Exercise prompt. The entries follow. Please return all of them exactly.

====== Recorded data ======

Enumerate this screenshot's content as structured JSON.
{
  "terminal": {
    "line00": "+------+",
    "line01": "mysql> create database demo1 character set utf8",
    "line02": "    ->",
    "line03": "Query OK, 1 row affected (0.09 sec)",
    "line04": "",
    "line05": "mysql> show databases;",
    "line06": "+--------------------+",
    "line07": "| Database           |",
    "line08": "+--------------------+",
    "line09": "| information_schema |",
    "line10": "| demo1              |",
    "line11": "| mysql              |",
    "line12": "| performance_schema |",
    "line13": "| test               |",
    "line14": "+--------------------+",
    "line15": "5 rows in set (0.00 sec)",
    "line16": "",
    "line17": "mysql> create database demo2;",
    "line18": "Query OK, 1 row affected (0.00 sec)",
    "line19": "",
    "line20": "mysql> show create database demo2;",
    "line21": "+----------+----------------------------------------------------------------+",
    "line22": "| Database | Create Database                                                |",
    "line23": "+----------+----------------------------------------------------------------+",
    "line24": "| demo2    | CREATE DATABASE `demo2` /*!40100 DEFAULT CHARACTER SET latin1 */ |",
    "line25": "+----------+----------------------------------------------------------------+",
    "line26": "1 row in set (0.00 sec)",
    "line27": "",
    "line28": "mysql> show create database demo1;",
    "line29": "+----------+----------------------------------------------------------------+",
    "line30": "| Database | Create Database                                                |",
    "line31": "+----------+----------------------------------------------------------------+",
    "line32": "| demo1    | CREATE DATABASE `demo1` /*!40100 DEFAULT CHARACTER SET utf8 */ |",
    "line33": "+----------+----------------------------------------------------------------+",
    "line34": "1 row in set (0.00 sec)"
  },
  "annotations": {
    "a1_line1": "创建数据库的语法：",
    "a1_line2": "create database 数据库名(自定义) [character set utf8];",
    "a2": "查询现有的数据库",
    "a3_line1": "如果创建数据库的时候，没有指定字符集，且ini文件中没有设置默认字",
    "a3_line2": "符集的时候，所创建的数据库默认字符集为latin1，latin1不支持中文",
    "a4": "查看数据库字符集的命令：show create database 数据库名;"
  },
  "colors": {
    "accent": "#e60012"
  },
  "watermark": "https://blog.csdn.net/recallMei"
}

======

Task response.
Enumerate this screenshot's content as structured JSON.
{
  "terminal": {
    "line00": "+------+",
    "line01": "mysql> create database demo1 character set utf8",
    "line02": "    ->",
    "line03": "Query OK, 1 row affected (0.09 sec)",
    "line04": "",
    "line05": "mysql> show databases;",
    "line06": "+--------------------+",
    "line07": "| Database           |",
    "line08": "+--------------------+",
    "line09": "| information_schema |",
    "line10": "| demo1              |",
    "line11": "| mysql              |",
    "line12": "| performance_schema |",
    "line13": "| test               |",
    "line14": "+--------------------+",
    "line15": "5 rows in set (0.00 sec)",
    "line16": "",
    "line17": "mysql> create database demo2;",
    "line18": "Query OK, 1 row affected (0.00 sec)",
    "line19": "",
    "line20": "mysql> show create database demo2;",
    "line21": "+----------+----------------------------------------------------------------+",
    "line22": "| Database | Create Database                                                |",
    "line23": "+----------+----------------------------------------------------------------+",
    "line24": "| demo2    | CREATE DATABASE `demo2` /*!40100 DEFAULT CHARACTER SET latin1 */ |",
    "line25": "+----------+----------------------------------------------------------------+",
    "line26": "1 row in set (0.00 sec)",
    "line27": "",
    "line28": "mysql> show create database demo1;",
    "line29": "+----------+----------------------------------------------------------------+",
    "line30": "| Database | Create Database                                                |",
    "line31": "+----------+----------------------------------------------------------------+",
    "line32": "| demo1    | CREATE DATABASE `demo1` /*!40100 DEFAULT CHARACTER SET utf8 */ |",
    "line33": "+----------+----------------------------------------------------------------+",
    "line34": "1 row in set (0.00 sec)"
  },
  "annotations": {
    "a1_line1": "创建数据库的语法：",
    "a1_line2": "create database 数据库名(自定义) [character set utf8];",
    "a2": "查询现有的数据库",
    "a3_line1": "如果创建数据库的时候，没有指定字符集，且ini文件中没有设置默认字",
    "a3_line2": "符集的时候，所创建的数据库默认字符集为latin1，latin1不支持中文",
    "a4": "查看数据库字符集的命令：show create database 数据库名;"
  },
  "colors": {
    "accent": "#e60012"
  },
  "watermark": "https://blog.csdn.net/recallMei"
}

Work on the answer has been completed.